Lower risk of death
A study conducted by Mubanga et al. showed that dog ownership was associated with a 33% lower risk of premature death in heart attack survivors and a 27% lower risk of premature death in stroke survivors, compared with those without a dog. Also, owning a dog is associated with a 24% lower risk of death from any cause and a 31% lower risk of heart attack or stroke compared to people who do not have a dog.
Therefore, having a dog is associated with a longer life, a better quality of life in old age, more frequent physical activity and a reduced risk of cardiovascular disease and stroke, but also a better quality of life in heart attack or stroke survivors.
Previous research has shown that having a dog for a pet prevents social isolation, but also improves physical fitness, and even lowers blood pressure.
Experts advise that every adult should be active for at least 2.5 hours a week. Walking a dog on a daily basis certainly contributes to stay active.

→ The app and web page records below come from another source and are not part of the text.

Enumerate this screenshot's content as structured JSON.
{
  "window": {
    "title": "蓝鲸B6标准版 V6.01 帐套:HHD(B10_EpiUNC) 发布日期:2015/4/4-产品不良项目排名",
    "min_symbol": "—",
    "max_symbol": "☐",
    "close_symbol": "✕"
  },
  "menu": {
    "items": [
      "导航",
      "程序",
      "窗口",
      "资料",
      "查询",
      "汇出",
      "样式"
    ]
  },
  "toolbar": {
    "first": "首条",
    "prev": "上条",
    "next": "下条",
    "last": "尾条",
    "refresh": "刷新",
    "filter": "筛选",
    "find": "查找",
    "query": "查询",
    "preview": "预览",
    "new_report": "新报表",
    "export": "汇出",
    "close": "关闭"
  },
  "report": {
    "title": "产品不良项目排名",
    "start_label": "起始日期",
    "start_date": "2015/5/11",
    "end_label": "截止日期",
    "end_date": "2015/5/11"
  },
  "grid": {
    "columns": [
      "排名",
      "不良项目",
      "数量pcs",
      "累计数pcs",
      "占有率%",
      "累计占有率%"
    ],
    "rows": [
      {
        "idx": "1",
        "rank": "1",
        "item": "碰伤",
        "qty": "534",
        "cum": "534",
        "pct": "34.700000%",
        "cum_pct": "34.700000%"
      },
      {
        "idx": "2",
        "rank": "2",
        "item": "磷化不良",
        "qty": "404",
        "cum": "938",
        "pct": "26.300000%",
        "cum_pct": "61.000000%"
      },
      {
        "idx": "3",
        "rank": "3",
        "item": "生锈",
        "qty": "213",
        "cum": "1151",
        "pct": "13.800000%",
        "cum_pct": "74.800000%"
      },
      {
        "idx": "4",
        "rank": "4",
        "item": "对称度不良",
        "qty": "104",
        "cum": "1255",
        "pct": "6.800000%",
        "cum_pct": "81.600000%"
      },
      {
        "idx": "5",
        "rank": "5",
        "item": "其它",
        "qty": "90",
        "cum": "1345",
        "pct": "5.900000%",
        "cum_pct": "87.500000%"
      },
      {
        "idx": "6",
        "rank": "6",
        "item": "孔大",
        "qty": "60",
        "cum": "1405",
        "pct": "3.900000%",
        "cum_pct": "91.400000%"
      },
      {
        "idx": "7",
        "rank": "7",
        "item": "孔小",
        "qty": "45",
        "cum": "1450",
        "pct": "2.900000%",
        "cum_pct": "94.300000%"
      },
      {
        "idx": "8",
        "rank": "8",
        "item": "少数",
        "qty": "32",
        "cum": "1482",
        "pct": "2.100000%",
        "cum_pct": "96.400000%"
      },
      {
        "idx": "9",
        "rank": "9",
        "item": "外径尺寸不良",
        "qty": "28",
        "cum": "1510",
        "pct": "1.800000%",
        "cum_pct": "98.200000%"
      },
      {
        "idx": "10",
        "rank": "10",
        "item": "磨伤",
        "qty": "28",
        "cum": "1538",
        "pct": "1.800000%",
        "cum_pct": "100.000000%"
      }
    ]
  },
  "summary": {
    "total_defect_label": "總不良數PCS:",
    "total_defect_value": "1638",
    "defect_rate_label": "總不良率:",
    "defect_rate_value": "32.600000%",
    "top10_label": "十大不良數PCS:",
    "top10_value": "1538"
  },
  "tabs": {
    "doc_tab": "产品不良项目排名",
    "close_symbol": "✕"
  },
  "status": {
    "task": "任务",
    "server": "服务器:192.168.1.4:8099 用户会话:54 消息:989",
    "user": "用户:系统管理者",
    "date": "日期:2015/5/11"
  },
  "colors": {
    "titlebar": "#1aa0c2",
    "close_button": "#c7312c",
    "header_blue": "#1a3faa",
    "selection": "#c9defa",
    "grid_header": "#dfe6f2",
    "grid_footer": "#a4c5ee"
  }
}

A study conducted by Curl et al. showed that older people who own a dog have on average a lower body fat index, fewer physical conditions associated with aging, fewer doctor visits per year, and more frequent physical activity.
Healthier body weight
The problem of being overweight is often related to motivation. In order to lose excess weight, a person should be motivated to do regular physical activity.
In case of owning a dog, this motivation is indirect: the person is motivated to walk for the love of his pet and his needs, and at the same time he does not view daily walks as a regular and obligatory physical activity. In this way, responsibility towards the dog contributes to movement and weight loss.
Better coping with everyday stress
Physical activity, no matter which one, contributes to reducing stress, and it makes it easier to cope with everyday stressful situations. Precisely because of this, walks with the dog, even if they are short of 10-15 minutes, contribute to the reduction of anxiety and increase the levels of the hormones serotonin and dopamine, which are associated with a better mood.
Additionally, time spent with the dog has been proven to reduce tension and improve the mood of its owner.
Therefore, I would highly advise getting a dog for people who have survived a heart attack or stroke because walking a dog will contribute to overall daily movement, improve cardiovascular health, aerobic endurance, lower blood pressure, but also affect better mood and a lower risk of anxiety and depression.
Curl AL, Bibbo J, Johnson RA. Dog Walking, the Human-Animal Bond and Older Adults’ Physical Health
Mubanga M, Byberg L, Egenvall A, Ingelsson E, Fall T. Dog Ownership and Survival After a Major Cardiovascular Event